In an interview conducted nearly thirty years ago, social visionary bell hooks had this to say about love and domination:
“I want there to be a place in the world where people can engage in one another.”
While hooks was discussing racial and gender representation in film, her statement can be broadly applied to relationships at home, in neighborhoods, in cities, and across whole societies.
To say “I want there to be a place in the world where people can engage in one another’s differences in a way that is redemptive” is to exercise one’s moral, social, and theological imagination. It is to pray and think expansively, imagining a world yet unborn into being. It is to recognize that difference need not be an occasion for brutality, but an occasion for mutual enhancement.
“I want there to be a place in the world” is the line poets, musicians, and storytellers utter before composing and what first-time parents pronounce while staring at their sleeping newborn: the desire to see one’s significant other or child or close friend given the space to flourish as themselves, not as someone else.
Qualifying “I love you” with “In order to love you, I must make you something else” is to use love as a pretext for domination, not as a springboard for generative companionship. To say, “In order to love you, I must make you something else” is to blur the good news that a loving God and community receive us as we are, not as we want to be or pretend to be. Much of Christian preaching and formation emphasizes the latter — the pretending — which feeds the pious-sounding quip:
“God loves you just the way you are, but too much to leave you that way.”
While well-meaning, that statement plays into the assumption that God will love us more as we become something or someone else.
Domination is the attempt to change others, recast them, remake them, possess them, control them. Domination is what took place in the Canadian residential schools. Masterminds of the schools thought they were being loving toward the indigenous people they enrolled, but they were actually practicing a logic of colonialist domination.
Domination is an uncreative, if convincing, imitation of love. Love says, “I receive you as you are and want to imagine a world in which you are received as you are,” exposing domination as a failure of imagination; love is imagination when it is given permission to meditate on endless possibility. Like planting a seed, watering it, and watching it become the tree you always knew it was. The seed isn’t being made into something else, but is living out its fullest potential, the way a sculptor discovers her subject in a block of stone.
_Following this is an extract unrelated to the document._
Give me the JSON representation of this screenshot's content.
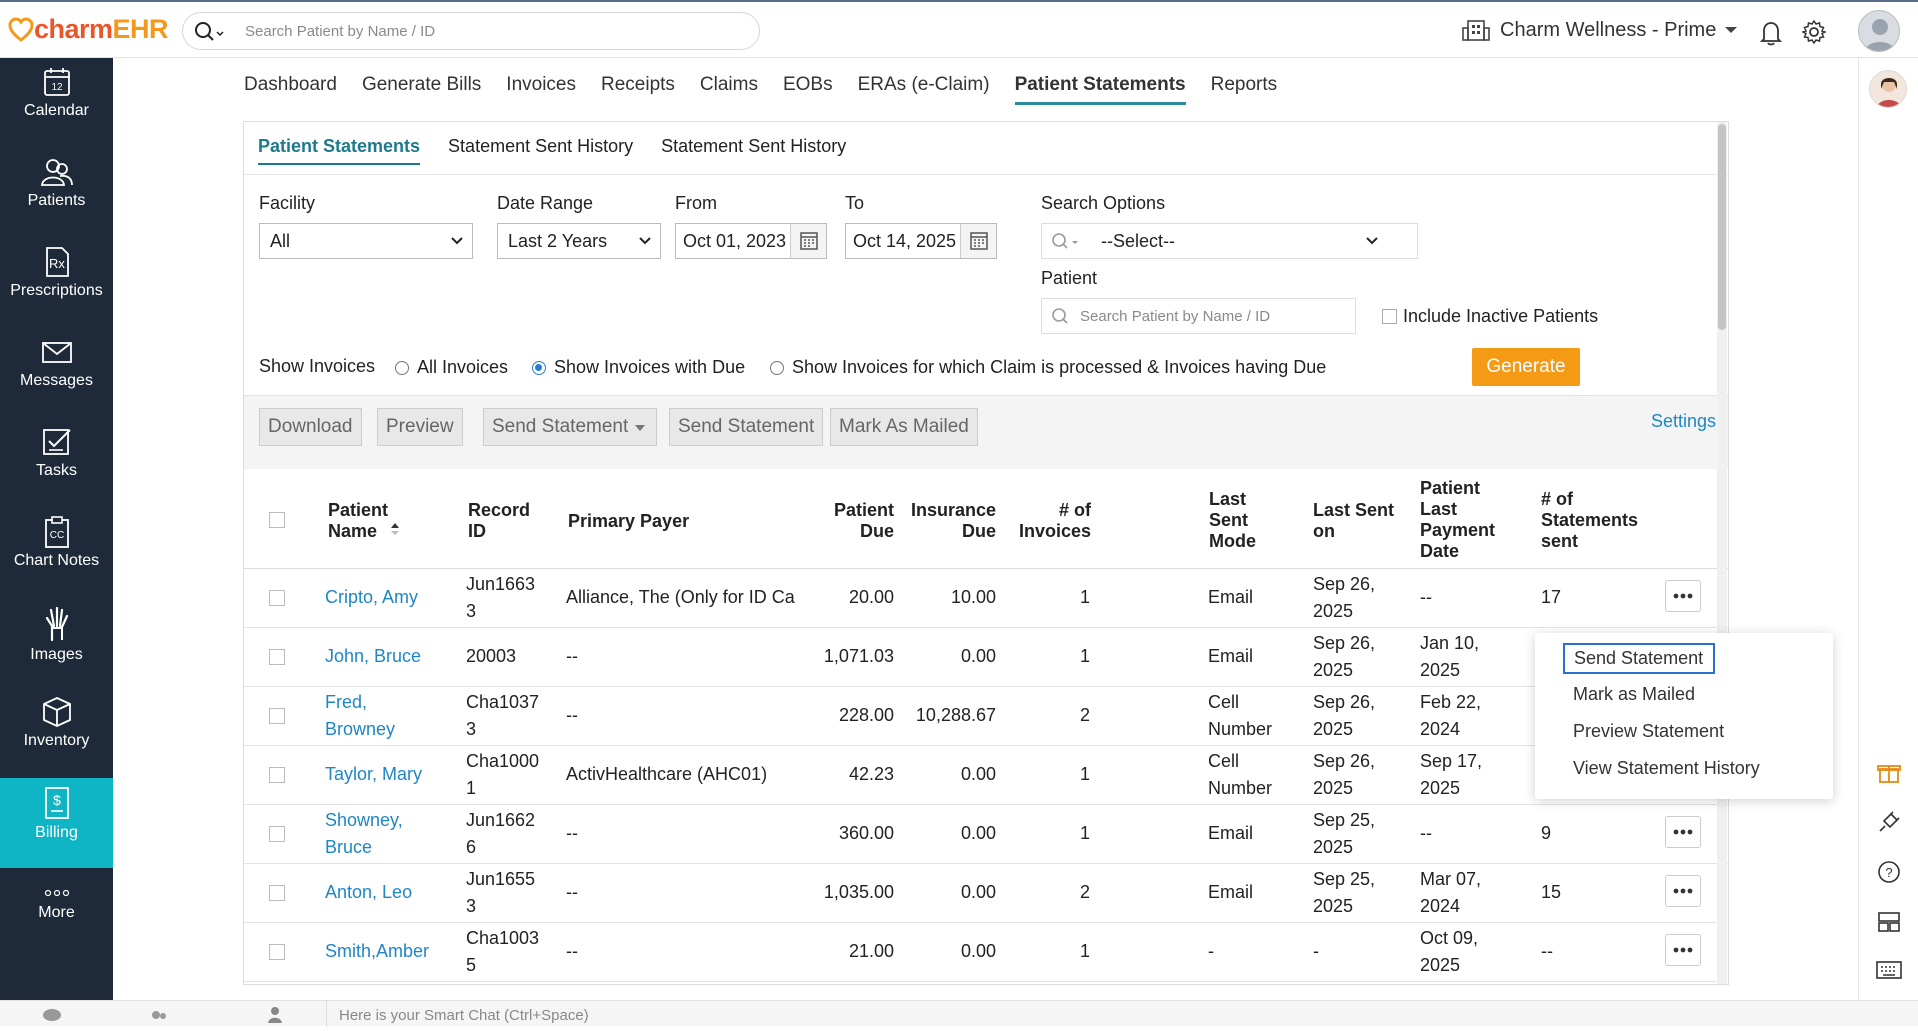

This is one way of seeing the life of love, or what the Rev. Marcus Halley calls “episodes of grace,” a series of moments in which we are awakened to the unique ways in which we are loved by God; not possessed, recast, or remade by God, but loved.
It is difficult for many of us to discern the difference between love and domination because so much of what we’ve been told was love throughout our lives was actually domination. This was apparent to me in a coffee shop conversation I had with a person who had recently disclosed to their closest family members that they are transgender. After two years of conversations with those family members, that person was given an ultimatum by a sibling:
“We will always love you, but either you allow us to refer to you by the pronouns and name we grew up using for you, or we will be forced to end our relationship with you.”
This friend went on to say that nothing hurt more in that conversation than their sibling’s “but.” “That single word negated every word that preceded it,” they said. The sigh of relief my friend needed to breathe would have come had they heard they are loved and received as they are, full stop. No caveats, fine print, or need to pretend that they are something that they aren’t.
When Christians celebrate and receive the presence of God in the bread and wine of Eucharist, we hear what my friend so desperately wanted to hear from their family. This doesn’t mean that my friend, or any of us, is looking to simply feel good about ourselves, but that we yearn to be fully known, seen, and loved.
Public theology is at its best when it creates the space necessary for people of various gender identities, religious affiliations and non-affiliations, ethnicities, and economic levels to be known as their full selves, not pushed into a mold not meant for them. It is being less concerned about finding surface-level common ground than about holding space for people’s unique experiences of divinity and humanity.